Task objective:
Could you return each line of the material that has "name" in it?

^^^^^^^^

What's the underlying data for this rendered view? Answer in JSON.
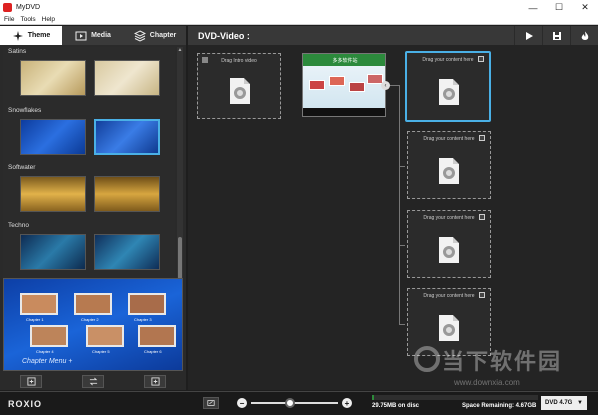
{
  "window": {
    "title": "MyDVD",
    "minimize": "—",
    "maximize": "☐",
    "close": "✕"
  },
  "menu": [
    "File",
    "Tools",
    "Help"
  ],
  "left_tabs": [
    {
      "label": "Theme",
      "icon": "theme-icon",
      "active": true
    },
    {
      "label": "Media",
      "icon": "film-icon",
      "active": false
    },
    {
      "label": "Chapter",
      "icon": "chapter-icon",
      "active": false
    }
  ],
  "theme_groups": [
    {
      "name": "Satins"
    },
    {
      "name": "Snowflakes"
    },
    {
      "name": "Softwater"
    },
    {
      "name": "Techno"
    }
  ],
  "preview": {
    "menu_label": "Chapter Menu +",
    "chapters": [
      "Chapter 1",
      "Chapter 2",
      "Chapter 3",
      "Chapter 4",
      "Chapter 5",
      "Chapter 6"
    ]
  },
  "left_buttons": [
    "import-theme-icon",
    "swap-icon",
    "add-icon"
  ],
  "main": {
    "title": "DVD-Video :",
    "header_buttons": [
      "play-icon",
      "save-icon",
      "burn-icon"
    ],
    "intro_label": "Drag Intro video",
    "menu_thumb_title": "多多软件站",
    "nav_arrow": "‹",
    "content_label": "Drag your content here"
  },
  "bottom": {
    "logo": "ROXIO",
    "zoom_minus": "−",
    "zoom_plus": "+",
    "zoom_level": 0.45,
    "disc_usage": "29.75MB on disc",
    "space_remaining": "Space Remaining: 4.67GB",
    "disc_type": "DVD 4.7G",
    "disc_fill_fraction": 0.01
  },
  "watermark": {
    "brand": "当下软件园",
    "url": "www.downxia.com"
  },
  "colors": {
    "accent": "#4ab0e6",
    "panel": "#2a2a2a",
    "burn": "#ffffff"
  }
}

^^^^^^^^

Solution below:
      "name": "Satins"
      "name": "Snowflakes"
      "name": "Softwater"
      "name": "Techno"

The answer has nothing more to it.